HR 1, which is also known as the For the People Act and passed the House largely along party lines earlier this month, would reform campaign finance, set stricter rules for lobbyists, and widen access to voting, including by expanding voter registration, mail and early voting, and election security measures.

The senator said he disagrees with “every single word in H.R. 1, including the words ‘but,’ ‘and,’ and ‘the'” and argued that Congress is attempting to undermine state control over elections “in an effort to ensure an institutional, revolutionary Democratic Party of sorts, one that can remain in power for many decades to come.”

“This takes all sorts of decisions that the federal government, really, has no business making – takes them away from the states, makes them right here in Washington, DC by Congress,” he went on.

While the Constitution delegates most of the authority over elections to the states, it still has the power to oversee and pass legislation concerning the administration of federal elections.

Congress has previously passed major, nationwide election reform legislation in bills including the Voting Rights Act of 1965, the National Voter Registration Act of 1993, and the Help America Vote Act of 2002.

-Aaron Rupar (@atrupar) March 10, 2021

Because the Senate filibuster requires a 60-vote majority to pass legislation, H.R. 1 faces serious challenges to passage in the upper chamber.

Some voting rights advocates, including powerful Democratic Rep. Jim Clyburn of South Carolina, have argued that the Senate filibuster should be reformed to allow civil and voting rights legislation like H.R. 1 to be more easily adopted.

H.R. 1 requires states to enact online, automatic, and same-day voter registration and to give voting rights to the formerly incarcerated, and softens voter ID laws by allowing voters to sign sworn affidavits instead of showing an ID. It is already a federal crime to lie about your identity while casting a ballot.

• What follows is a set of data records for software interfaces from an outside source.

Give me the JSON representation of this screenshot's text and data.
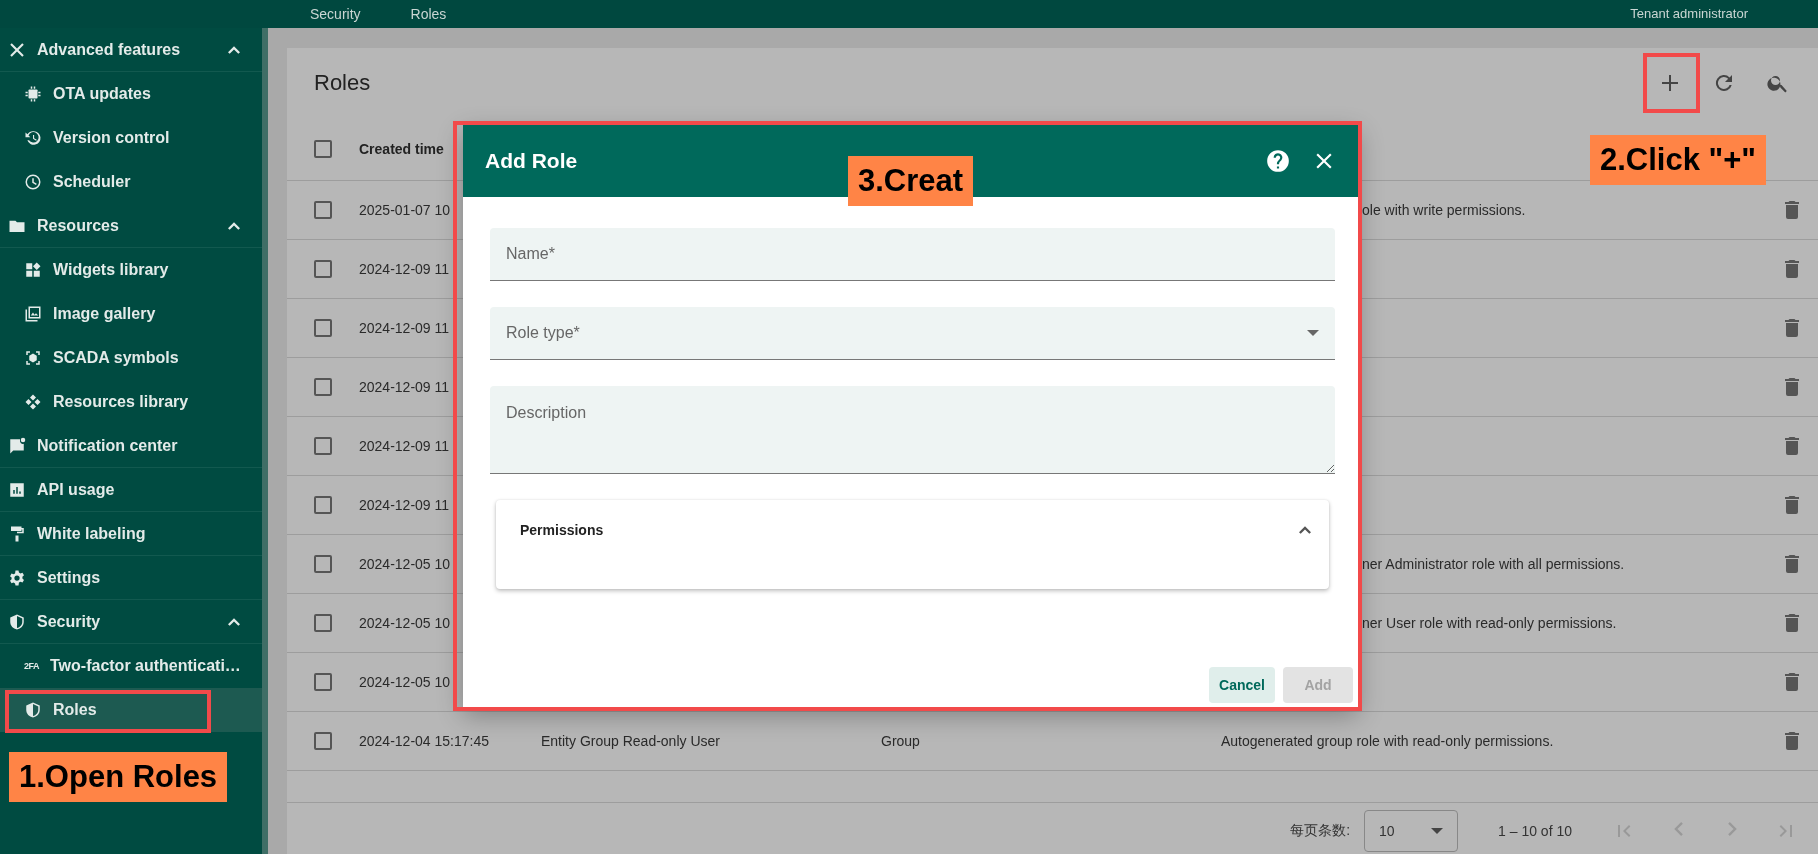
{
  "top_bar": {
    "breadcrumbs": [
      {
        "label": "Security"
      },
      {
        "label": "Roles"
      }
    ],
    "user_role": "Tenant administrator"
  },
  "sidebar": {
    "items": [
      {
        "label": "Advanced features",
        "expanded": true,
        "selected": false,
        "children": [
          {
            "label": "OTA updates",
            "selected": false
          },
          {
            "label": "Version control",
            "selected": false
          },
          {
            "label": "Scheduler",
            "selected": false
          }
        ]
      },
      {
        "label": "Resources",
        "expanded": true,
        "selected": false,
        "children": [
          {
            "label": "Widgets library",
            "selected": false
          },
          {
            "label": "Image gallery",
            "selected": false
          },
          {
            "label": "SCADA symbols",
            "selected": false
          },
          {
            "label": "Resources library",
            "selected": false
          }
        ]
      },
      {
        "label": "Notification center",
        "selected": false
      },
      {
        "label": "API usage",
        "selected": false
      },
      {
        "label": "White labeling",
        "selected": false
      },
      {
        "label": "Settings",
        "selected": false
      },
      {
        "label": "Security",
        "expanded": true,
        "selected": false,
        "children": [
          {
            "label": "Two-factor authenticati…",
            "badge": "2FA",
            "selected": false
          },
          {
            "label": "Roles",
            "selected": true
          }
        ]
      }
    ]
  },
  "page": {
    "title": "Roles",
    "table": {
      "columns": [
        "Created time"
      ],
      "all_checked": false,
      "rows": [
        {
          "checked": false,
          "created_time": "2025-01-07 10",
          "description": "ole with write permissions.",
          "description_cut": true
        },
        {
          "checked": false,
          "created_time": "2024-12-09 11"
        },
        {
          "checked": false,
          "created_time": "2024-12-09 11"
        },
        {
          "checked": false,
          "created_time": "2024-12-09 11"
        },
        {
          "checked": false,
          "created_time": "2024-12-09 11"
        },
        {
          "checked": false,
          "created_time": "2024-12-09 11"
        },
        {
          "checked": false,
          "created_time": "2024-12-05 10",
          "description": "ner Administrator role with all permissions.",
          "description_cut": true
        },
        {
          "checked": false,
          "created_time": "2024-12-05 10",
          "description": "ner User role with read-only permissions.",
          "description_cut": true
        },
        {
          "checked": false,
          "created_time": "2024-12-05 10"
        },
        {
          "checked": false,
          "created_time": "2024-12-04 15:17:45",
          "name": "Entity Group Read-only User",
          "type": "Group",
          "description": "Autogenerated group role with read-only permissions.",
          "description_cut": false
        }
      ]
    },
    "paginator": {
      "page_size_label": "每页条数:",
      "page_size": "10",
      "range": "1 – 10 of 10"
    }
  },
  "dialog": {
    "title": "Add Role",
    "fields": [
      {
        "kind": "input",
        "placeholder": "Name*"
      },
      {
        "kind": "select",
        "placeholder": "Role type*"
      },
      {
        "kind": "textarea",
        "placeholder": "Description"
      }
    ],
    "panel": {
      "title": "Permissions",
      "expanded": true
    },
    "buttons": [
      {
        "label": "Cancel",
        "disabled": false
      },
      {
        "label": "Add",
        "disabled": true
      }
    ]
  },
  "annotations": [
    {
      "kind": "label",
      "text": "1.Open Roles"
    },
    {
      "kind": "label",
      "text": "2.Click \"+\""
    },
    {
      "kind": "label",
      "text": "3.Creat"
    }
  ]
}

The bill also requires all states to hold 15 days of early voting as well as no-excuse mail voting while offering online ballot tracking, prepaid postage, and the option for voters to return their ballots at drop boxes.

Notably, many of H.R. 1’s provisions are already in place in Utah, which Lee represents and has won two statewide elections in over the past decade. Utah has online and same-day voter registration, offered two weeks of early voting in most counties in 2020, and has a non-strict non-photo ID law that allows voters to sign an affidavit if they don’t have the required ID.

And beginning in 2018, Utah has sent all registered voters a mail-in ballot, which goes beyond H.R. 1’s requirement for states to simply allow voters to request a ballot without an excuse.